## WORK TASK
Every line of the entries below that mentions "JSON" is to be copied out.

(App and web page records)
○ ○ ○ ○
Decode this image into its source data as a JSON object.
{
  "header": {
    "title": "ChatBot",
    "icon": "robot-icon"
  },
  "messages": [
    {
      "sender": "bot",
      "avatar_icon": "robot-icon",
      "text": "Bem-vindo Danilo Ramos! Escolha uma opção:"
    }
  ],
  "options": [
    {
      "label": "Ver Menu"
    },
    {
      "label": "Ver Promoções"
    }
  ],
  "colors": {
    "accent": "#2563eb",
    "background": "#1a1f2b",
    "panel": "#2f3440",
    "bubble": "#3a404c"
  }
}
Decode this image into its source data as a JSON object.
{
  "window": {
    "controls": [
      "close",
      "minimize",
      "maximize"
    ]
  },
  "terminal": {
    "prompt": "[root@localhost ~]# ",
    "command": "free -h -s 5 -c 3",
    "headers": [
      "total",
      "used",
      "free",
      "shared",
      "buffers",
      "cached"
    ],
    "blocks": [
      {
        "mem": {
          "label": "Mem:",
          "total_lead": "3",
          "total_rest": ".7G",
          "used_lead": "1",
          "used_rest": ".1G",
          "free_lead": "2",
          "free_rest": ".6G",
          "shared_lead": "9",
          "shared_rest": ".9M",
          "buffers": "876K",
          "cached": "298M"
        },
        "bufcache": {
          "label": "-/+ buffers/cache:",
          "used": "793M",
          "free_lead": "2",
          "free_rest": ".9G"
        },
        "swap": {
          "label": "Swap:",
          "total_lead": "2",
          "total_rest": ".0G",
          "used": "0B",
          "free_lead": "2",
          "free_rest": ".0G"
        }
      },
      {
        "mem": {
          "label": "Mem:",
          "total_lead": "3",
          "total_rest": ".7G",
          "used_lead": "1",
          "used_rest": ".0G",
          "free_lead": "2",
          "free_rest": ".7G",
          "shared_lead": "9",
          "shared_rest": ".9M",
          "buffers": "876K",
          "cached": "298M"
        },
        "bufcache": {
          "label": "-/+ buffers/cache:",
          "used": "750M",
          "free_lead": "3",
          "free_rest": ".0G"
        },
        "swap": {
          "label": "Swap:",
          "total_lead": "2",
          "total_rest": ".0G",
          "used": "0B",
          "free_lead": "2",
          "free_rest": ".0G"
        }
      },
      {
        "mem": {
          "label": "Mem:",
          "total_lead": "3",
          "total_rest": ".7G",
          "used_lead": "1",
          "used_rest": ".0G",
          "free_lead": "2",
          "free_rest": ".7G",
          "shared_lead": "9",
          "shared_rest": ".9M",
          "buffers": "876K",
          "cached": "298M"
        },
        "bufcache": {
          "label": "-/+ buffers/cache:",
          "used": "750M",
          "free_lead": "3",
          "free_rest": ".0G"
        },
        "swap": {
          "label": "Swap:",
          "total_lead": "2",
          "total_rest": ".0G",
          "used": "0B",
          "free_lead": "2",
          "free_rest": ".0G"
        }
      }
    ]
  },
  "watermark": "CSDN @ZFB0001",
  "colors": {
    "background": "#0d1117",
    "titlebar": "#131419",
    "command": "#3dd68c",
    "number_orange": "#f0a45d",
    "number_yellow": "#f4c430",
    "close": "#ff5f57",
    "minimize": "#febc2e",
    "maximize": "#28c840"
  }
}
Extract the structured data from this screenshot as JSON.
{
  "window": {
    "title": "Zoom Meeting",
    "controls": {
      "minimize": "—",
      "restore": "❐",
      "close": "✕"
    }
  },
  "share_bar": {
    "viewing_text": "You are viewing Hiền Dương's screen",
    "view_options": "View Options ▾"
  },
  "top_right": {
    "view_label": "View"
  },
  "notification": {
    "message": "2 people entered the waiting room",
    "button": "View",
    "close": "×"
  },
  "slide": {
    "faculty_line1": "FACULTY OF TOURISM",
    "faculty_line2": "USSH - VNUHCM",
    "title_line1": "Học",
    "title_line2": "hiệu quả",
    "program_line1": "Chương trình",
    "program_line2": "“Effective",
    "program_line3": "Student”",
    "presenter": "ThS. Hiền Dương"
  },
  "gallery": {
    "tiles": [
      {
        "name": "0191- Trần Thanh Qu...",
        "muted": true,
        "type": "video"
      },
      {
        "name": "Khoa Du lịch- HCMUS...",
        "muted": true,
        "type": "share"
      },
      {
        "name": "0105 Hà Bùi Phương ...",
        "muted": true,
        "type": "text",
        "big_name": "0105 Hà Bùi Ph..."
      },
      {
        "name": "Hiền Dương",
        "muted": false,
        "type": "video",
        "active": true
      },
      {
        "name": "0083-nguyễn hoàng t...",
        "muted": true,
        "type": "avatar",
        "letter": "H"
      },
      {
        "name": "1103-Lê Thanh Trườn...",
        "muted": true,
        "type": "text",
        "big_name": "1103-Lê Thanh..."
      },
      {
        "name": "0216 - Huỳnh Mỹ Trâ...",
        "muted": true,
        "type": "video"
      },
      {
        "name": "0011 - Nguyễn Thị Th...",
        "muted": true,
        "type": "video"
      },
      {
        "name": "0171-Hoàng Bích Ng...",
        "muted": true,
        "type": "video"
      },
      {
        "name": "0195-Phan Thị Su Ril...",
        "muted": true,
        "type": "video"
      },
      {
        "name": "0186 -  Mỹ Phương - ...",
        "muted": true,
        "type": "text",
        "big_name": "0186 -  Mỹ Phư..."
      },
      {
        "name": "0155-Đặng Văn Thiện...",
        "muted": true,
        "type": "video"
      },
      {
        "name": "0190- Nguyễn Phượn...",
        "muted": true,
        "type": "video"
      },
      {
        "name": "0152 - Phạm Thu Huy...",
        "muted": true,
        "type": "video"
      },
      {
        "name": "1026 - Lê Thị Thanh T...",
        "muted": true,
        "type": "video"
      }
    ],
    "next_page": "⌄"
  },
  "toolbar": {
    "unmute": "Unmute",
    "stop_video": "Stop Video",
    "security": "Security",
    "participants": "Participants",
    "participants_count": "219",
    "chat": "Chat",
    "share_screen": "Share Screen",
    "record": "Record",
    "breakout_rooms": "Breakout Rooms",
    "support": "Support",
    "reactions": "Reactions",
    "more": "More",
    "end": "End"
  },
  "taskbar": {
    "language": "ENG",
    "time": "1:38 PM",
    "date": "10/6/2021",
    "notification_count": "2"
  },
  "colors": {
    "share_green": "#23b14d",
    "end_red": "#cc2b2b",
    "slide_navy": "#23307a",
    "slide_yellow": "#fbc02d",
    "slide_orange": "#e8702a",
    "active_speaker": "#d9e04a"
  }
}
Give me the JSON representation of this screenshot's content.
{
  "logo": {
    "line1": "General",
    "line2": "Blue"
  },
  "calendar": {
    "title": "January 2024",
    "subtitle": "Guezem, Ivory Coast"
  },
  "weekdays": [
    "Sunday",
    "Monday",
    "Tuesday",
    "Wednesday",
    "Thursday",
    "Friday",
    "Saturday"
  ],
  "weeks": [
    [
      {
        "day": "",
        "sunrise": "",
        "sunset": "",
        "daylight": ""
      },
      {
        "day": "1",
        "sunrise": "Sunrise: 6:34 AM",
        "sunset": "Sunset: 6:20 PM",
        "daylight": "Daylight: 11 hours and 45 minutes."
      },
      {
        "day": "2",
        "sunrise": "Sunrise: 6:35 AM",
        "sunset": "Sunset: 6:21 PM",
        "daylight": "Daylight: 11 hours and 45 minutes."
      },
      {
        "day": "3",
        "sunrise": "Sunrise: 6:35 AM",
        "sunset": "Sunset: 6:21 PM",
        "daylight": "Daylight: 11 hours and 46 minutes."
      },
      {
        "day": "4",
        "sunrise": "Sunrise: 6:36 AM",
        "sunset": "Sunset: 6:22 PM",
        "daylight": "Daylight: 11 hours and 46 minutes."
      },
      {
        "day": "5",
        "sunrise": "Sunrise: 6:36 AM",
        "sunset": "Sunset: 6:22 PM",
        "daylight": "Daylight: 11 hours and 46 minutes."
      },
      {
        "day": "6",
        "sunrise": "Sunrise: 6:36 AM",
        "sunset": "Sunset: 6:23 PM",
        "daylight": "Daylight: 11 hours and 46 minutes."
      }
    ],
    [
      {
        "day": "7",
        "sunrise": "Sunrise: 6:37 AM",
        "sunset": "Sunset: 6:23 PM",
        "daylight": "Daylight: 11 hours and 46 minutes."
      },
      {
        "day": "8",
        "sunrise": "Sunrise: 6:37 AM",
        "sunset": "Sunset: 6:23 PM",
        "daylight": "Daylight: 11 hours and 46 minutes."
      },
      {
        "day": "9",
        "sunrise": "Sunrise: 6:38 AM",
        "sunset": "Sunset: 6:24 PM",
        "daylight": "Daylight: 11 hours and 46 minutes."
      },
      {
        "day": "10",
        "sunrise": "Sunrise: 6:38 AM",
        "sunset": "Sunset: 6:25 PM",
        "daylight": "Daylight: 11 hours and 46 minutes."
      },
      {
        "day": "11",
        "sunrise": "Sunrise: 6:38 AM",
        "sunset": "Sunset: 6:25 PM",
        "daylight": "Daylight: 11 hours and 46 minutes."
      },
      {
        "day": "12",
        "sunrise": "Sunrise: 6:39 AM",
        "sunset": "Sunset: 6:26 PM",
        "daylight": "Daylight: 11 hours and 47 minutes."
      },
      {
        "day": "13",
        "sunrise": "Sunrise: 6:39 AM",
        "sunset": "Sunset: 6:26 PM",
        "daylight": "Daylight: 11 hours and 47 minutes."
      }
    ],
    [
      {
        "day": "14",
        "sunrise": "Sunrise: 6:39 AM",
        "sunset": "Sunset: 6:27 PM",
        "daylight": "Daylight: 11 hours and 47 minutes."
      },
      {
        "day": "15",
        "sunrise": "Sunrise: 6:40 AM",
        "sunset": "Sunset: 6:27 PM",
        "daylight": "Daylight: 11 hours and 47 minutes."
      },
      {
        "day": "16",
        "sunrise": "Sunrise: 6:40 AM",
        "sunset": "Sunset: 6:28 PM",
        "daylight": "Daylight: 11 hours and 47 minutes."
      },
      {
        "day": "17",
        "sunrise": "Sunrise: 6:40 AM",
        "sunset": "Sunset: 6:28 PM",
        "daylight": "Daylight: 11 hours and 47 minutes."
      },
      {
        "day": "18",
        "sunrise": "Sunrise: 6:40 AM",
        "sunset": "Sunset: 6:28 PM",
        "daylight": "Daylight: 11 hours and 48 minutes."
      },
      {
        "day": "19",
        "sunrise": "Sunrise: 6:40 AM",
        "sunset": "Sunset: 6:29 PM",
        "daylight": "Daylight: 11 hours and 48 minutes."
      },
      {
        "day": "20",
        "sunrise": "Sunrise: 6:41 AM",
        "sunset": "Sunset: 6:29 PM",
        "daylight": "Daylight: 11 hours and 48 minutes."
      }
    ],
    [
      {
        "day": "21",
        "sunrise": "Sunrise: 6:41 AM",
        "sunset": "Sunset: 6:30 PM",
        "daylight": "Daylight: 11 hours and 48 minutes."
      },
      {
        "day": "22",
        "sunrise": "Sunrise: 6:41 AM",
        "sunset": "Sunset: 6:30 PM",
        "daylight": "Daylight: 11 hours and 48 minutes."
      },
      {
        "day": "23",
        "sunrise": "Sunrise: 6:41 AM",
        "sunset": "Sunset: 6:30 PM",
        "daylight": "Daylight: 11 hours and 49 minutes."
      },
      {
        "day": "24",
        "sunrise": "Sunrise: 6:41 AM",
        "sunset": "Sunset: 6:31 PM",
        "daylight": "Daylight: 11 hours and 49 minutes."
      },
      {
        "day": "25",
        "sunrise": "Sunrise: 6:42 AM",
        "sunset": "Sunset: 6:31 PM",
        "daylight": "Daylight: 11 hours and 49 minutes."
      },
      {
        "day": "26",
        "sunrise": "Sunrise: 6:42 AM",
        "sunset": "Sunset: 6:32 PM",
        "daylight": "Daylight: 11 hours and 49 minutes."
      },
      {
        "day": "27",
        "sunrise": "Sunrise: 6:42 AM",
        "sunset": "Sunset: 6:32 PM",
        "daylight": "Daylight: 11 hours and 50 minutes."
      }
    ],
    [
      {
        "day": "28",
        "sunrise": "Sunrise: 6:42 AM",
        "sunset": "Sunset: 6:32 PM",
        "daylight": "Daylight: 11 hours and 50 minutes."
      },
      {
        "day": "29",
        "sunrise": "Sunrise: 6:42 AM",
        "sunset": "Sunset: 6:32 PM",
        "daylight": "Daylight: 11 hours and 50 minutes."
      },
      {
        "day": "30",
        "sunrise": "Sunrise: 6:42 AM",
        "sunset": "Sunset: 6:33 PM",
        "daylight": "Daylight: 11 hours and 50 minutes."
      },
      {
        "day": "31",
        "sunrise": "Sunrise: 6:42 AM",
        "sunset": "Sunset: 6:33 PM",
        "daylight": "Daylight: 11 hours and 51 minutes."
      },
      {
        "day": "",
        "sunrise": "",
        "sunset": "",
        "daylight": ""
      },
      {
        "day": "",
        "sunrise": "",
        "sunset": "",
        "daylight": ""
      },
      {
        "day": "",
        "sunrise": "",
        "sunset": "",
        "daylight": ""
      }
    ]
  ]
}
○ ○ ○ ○
## OUTPUT OF THE EXERCISE
Decode this image into its source data as a JSON object.
Decode this image into its source data as a JSON object.
Extract the structured data from this screenshot as JSON.
Give me the JSON representation of this screenshot's content.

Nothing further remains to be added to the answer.